The molecular mechanism of TAZ-induced mammary tumorigenesis
Cell migration , Breast cancer , Hippo , Chemotherapeutic resistance , TAZ
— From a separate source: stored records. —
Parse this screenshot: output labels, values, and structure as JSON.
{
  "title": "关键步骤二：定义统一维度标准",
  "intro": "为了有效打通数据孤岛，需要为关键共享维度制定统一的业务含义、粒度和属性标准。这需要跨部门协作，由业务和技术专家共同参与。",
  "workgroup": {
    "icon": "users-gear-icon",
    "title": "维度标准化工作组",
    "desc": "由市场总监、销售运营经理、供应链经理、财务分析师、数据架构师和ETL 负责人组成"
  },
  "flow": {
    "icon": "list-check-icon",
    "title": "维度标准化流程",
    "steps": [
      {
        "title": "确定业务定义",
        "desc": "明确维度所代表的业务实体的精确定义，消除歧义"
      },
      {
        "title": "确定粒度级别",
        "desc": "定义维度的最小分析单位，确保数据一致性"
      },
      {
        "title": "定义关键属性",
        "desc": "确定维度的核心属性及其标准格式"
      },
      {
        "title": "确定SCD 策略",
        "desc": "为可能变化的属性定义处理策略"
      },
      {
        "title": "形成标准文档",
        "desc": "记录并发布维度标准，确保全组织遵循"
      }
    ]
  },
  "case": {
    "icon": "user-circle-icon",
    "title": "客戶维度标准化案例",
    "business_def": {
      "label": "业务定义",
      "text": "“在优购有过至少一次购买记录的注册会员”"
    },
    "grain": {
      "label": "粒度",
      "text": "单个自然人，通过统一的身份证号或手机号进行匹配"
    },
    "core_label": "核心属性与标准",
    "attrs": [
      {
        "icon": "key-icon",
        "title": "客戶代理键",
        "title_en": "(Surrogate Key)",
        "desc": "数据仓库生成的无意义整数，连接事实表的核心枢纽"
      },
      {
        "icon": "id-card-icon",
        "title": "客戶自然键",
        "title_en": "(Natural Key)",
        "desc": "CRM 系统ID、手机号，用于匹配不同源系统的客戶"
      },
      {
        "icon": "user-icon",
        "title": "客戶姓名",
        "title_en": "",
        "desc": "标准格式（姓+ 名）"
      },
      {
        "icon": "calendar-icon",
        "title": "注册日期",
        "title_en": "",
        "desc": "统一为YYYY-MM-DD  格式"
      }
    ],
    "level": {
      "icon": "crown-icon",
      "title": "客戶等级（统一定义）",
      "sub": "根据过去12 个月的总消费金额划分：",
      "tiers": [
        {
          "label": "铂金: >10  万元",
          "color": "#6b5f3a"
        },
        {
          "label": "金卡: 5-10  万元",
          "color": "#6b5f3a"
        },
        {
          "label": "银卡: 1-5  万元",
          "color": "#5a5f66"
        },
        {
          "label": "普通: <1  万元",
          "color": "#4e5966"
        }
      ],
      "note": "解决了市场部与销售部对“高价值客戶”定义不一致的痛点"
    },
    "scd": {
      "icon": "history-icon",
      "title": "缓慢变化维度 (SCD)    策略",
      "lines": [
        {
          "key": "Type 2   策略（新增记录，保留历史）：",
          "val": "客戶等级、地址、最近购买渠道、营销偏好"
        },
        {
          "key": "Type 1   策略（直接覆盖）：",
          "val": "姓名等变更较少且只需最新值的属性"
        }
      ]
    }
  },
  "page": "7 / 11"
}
TAZ (Transcriptional co-activator with PDZ-binding motif) is a WW-domain containing protein recently identified as a downstream component of the Hippo tumor suppressor pathway and mediator of biologically important processes (mesenchymal stem cell differentiation, embryonic stem cell renewal, mechanotransduction). Recently, loss of LATS1/2, a negative regulator of TAZ, has been observed in ~50% of breast cancers. However, whether and how TAZ is also involved in breast cancer has not been investigated. Therefore, this study explores the cellular functions of TAZ in breast cancer and the underlying molecular mechanisms. The cellular functions of TAZ were investigated using overexpression studies in an immortalized mammary epithelial cell line (MCF10A). Compared to control vector-only expressing cells (MCF10A-WPI) TAZ overexpression (MCF10A-TAZ) promotes enhanced cell proliferation, cell migration and cell-ECM adhesion, induces transformation and the epithelial-mesenchymal transition, and confers resistance to chemotherapeutics (paclitaxel, cisplatin). Together, these findings strongly suggest TAZ functions as an oncogene in the development, progression and drug resistance of breast cancer. As a transcriptional co-activator, TAZ likely mediates these cellular functions through the transcriptional activation of downstream genes. By screening a 44K human genome microarray we have identified and characterized Cyr61 and CTGF, mediators of paclitaxel resistance, and BMP4, a regulator of cell migration. Through stable shRNA-mediated knockdown, we show that loss of Cyr61/CTGF expression in MCF10A-TAZ cells can rescue TAZ-induced paclitaxel resistance. Similarly, shRNA-mediated knockdown of BMP4 can significantly attenuate TAZ-induced cell migration. Therefore, these findings demonstrate that Cyr61/CTGF and BMP4 are functionally significant mediators of TAZ-induced paclitaxel resistance and cell migration, respectively. The clinical relevance of our in vitro findings were also validated by immunohistochemistry using tissue microarrays containing human breast cancer samples. TAZ levels were highly expressed in 66.6% of clinical samples further suggesting TAZ may be an important oncogene in breast cancer. Our study has characterized TAZ as an oncogene in breast cancer and elucidated two novel mechanisms underlying paclitaxel resistance and cell migration. These findings highlight the importance of TAZ during the development, progression and drug resistance of breast cancers and the potential use of TAZ as a therapeutic target to treat TAZ-expressing breast cancers.